Aim: Climate change assessments are largely based on correlative species distribution models (SDMs) that are sensible to spatial biases or incompleteness of input distribution data. We tested whether changes on the species’ climatic niche resulting from recent human-induced range contractions have a significant influence on SDM predictions of future species distributions.
Methods: For this study, we selected two highly detectable species with acknowledged human-induced range contractions, namely the African savanna elephant (Loxodonta africana) and giraffe (Giraffa camelopardalis). We used presence data until the 1970s to describe each species’ historical distribution, while more recent data characterized the contemporary distribution. We compared the temporal variation between these species distributions using multivariate analyses and the combination of four different SDM algorithms to predict historical, contemporary and future distributional ranges under climate change scenarios.
Results: We show how range contraction differentially reduces the climatic variability associated with the species niche and has an important influence on the predictions of suitable climatic space and species vulnerability trend under climate change scenarios. Future predictions of the distribution of the elephant were mainly affected by the loss of occupied area at the margins of the historical distributions, resulting in a lesser predicted extent when using the contemporary dataset. As for the giraffe models, there were more dramatic consequences with large areas of West Africa failing to be predicted as suitable in the contemporary models, probably as a result from the loss of climatic information due to the species almost complete disappearance from that region.

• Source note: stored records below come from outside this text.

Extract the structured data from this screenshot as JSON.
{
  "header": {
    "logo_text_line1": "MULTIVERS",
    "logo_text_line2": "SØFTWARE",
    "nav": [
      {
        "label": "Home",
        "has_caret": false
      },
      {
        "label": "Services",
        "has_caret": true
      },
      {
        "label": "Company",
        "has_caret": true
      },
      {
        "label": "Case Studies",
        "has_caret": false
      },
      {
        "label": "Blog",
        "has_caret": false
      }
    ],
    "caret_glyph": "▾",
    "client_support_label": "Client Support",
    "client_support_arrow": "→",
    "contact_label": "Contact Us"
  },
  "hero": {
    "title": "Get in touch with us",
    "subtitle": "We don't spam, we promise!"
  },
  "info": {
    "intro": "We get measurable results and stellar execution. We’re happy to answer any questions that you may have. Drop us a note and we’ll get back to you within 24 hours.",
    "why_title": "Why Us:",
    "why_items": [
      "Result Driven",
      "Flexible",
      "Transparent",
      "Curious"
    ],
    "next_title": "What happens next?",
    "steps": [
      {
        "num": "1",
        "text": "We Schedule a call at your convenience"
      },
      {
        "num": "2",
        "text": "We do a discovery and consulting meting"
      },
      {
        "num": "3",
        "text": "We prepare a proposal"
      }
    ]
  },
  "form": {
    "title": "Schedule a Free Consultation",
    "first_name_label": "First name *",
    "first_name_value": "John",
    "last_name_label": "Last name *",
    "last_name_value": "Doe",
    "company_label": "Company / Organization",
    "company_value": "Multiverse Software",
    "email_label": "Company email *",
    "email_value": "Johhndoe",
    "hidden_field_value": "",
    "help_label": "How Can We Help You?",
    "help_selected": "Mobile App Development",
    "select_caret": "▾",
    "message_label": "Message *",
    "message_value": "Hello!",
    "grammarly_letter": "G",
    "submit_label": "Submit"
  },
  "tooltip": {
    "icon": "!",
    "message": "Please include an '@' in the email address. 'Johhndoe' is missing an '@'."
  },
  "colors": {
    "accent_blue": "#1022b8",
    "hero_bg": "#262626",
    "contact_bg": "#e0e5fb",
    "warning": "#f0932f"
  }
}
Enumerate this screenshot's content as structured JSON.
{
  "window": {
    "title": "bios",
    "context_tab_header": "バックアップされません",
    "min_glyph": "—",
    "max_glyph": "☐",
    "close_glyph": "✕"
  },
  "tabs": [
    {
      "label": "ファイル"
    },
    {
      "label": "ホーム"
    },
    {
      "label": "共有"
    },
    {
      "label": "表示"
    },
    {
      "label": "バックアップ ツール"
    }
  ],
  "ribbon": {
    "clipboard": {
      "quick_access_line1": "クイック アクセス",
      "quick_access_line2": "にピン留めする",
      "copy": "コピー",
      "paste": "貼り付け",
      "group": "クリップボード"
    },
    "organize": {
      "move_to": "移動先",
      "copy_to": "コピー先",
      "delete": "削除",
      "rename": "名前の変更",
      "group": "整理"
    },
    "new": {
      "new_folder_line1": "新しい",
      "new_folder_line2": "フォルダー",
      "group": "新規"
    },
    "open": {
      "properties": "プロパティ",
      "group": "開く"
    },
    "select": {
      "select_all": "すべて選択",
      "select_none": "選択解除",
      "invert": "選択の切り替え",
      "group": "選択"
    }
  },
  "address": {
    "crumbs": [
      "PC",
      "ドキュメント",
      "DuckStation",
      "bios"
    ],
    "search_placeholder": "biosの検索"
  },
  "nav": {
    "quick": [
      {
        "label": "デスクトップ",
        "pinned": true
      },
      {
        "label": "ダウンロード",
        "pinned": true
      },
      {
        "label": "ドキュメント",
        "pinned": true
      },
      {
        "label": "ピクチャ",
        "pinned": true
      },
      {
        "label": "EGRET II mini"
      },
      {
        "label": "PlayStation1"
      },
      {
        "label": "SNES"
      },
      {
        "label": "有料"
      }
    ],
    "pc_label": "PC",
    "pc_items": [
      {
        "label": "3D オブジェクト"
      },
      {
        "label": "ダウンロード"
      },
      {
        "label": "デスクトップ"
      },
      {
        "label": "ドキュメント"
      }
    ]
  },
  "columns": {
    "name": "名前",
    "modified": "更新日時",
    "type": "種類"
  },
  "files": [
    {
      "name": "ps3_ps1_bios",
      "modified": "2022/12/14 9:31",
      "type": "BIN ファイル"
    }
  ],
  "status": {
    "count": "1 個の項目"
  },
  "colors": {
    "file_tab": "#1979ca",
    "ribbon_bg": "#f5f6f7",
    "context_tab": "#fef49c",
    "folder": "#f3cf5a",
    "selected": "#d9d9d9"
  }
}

Main conclusions: Our findings support the importance of considering historical distributional ranges of species in climate change studies in order to account for their full climatic niche and to derive more reliable predictions of future distribution. This is particularly important in species for which distributional ranges have been strongly affected by human activities.